Jan 2023

A Clinical Encounter in Historical Context

Julia O’Brien
AMA J Ethics. 2023;25(1):E79-81. doi: 10.1001/amajethics.2023.79.


This drawing considers the importance of understanding history’s role in contextualizing many patients’ present-day health care experiences.

Figure. Bandage and Bondage




Perhaps the patient in this drawing recognizes her own place in a historical narrative. A well-intentioned nurse might have no idea about how constriction for blood pressure measurement could trigger transgenerational fear in an African American patient whose pulse beats in her arm like a drum, taking her back 200 years when Africans in bondage were medically abused.

James Marion Sims (1813-1833) is credited with being the “Father of American Gynecology,”1 although his victims—Anarcha, Betsey, Lucy, and more—have been largely unacknowledged.2 At right, this drawing echoes J. Marion Sims: Gynecologic Surgeon, a 1952 painting by Robert Thom,3 reminding viewers about forgotten “Mothers of Gynecology.”4 Sims is also credited with inventing the modern-day speculum,1 which has not been significantly improved since the 1840s,5 as many women today can attest. Although racially diversifying practitioners won’t solve structural inequity alone,6 a historically conscious clinician might empathize with patients of color.

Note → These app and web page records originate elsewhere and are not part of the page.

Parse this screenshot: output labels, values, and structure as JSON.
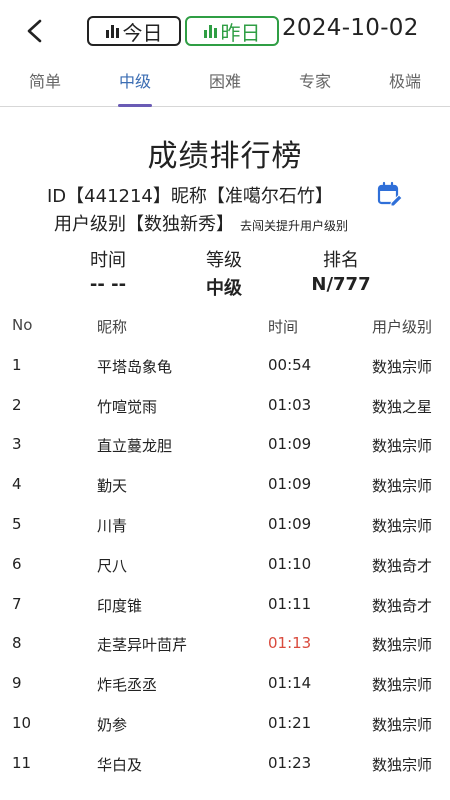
{
  "header": {
    "today_label": "今日",
    "yesterday_label": "昨日",
    "date": "2024-10-02",
    "colors": {
      "today": "#222222",
      "yesterday": "#2f9e44"
    }
  },
  "tabs": [
    {
      "label": "简单",
      "active": false
    },
    {
      "label": "中级",
      "active": true
    },
    {
      "label": "困难",
      "active": false
    },
    {
      "label": "专家",
      "active": false
    },
    {
      "label": "极端",
      "active": false
    }
  ],
  "title": "成绩排行榜",
  "user": {
    "id_line": "ID【441214】昵称【准噶尔石竹】",
    "level_line": "用户级别【数独新秀】",
    "upgrade_link": "去闯关提升用户级别"
  },
  "stats": {
    "time_label": "时间",
    "time_value": "-- --",
    "grade_label": "等级",
    "grade_value": "中级",
    "rank_label": "排名",
    "rank_value": "N/777"
  },
  "table": {
    "headers": [
      "No",
      "昵称",
      "时间",
      "用户级别"
    ],
    "rows": [
      {
        "no": "1",
        "name": "平塔岛象龟",
        "time": "00:54",
        "level": "数独宗师",
        "highlight": false
      },
      {
        "no": "2",
        "name": "竹喧觉雨",
        "time": "01:03",
        "level": "数独之星",
        "highlight": false
      },
      {
        "no": "3",
        "name": "直立蔓龙胆",
        "time": "01:09",
        "level": "数独宗师",
        "highlight": false
      },
      {
        "no": "4",
        "name": "勤天",
        "time": "01:09",
        "level": "数独宗师",
        "highlight": false
      },
      {
        "no": "5",
        "name": "川青",
        "time": "01:09",
        "level": "数独宗师",
        "highlight": false
      },
      {
        "no": "6",
        "name": "尺八",
        "time": "01:10",
        "level": "数独奇才",
        "highlight": false
      },
      {
        "no": "7",
        "name": "印度锥",
        "time": "01:11",
        "level": "数独奇才",
        "highlight": false
      },
      {
        "no": "8",
        "name": "走茎异叶茴芹",
        "time": "01:13",
        "level": "数独宗师",
        "highlight": true
      },
      {
        "no": "9",
        "name": "炸毛丞丞",
        "time": "01:14",
        "level": "数独宗师",
        "highlight": false
      },
      {
        "no": "10",
        "name": "奶参",
        "time": "01:21",
        "level": "数独宗师",
        "highlight": false
      },
      {
        "no": "11",
        "name": "华白及",
        "time": "01:23",
        "level": "数独宗师",
        "highlight": false
      }
    ],
    "highlight_color": "#d94a3d"
  }
}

  1. Reverby SM. Memory and medicine: a historian’s perspective on commemorating J. Marion Sims. Perspectives on History. September 17, 2017. Accessed September 30, 2022.

  2. Vedantam S, Penman M, Schmidt J, Boyle T, Cohen R, Connelly C. Remembering Anarcha, Lucy, and Betsey: the mothers of modern gynecology. NPR. February 7, 2017. Accessed September 30, 2022.

  3. J. Marion Sims: Gynecologic Surgeon, from “The History of Medicine.” University of Michigan Museum of Art. Accessed October 6, 2022.

  4. Kuta S. Subjected to painful experiments and forgotten, enslaved “mothers of gynecology” are honored with new monument. Smithsonian Magazine. May 11, 2022. Accessed September 30, 2022.

  5. Eveleth R. Why no one can design a better speculum. Atlantic. November 17, 2014. Accessed October 6, 2022.

  6. Zaragovia V. Trying to avoid racist health care, Black women seek out Black Obstetricians. NPR. May 28, 2021. Accessed September 30, 2022.


AMA J Ethics. 2023;25(1):E79-81.



Conflict of Interest Disclosure

The author(s) had no conflicts of interest to disclose.

The viewpoints expressed in this article are those of the author(s) and do not necessarily reflect the views and policies of the AMA.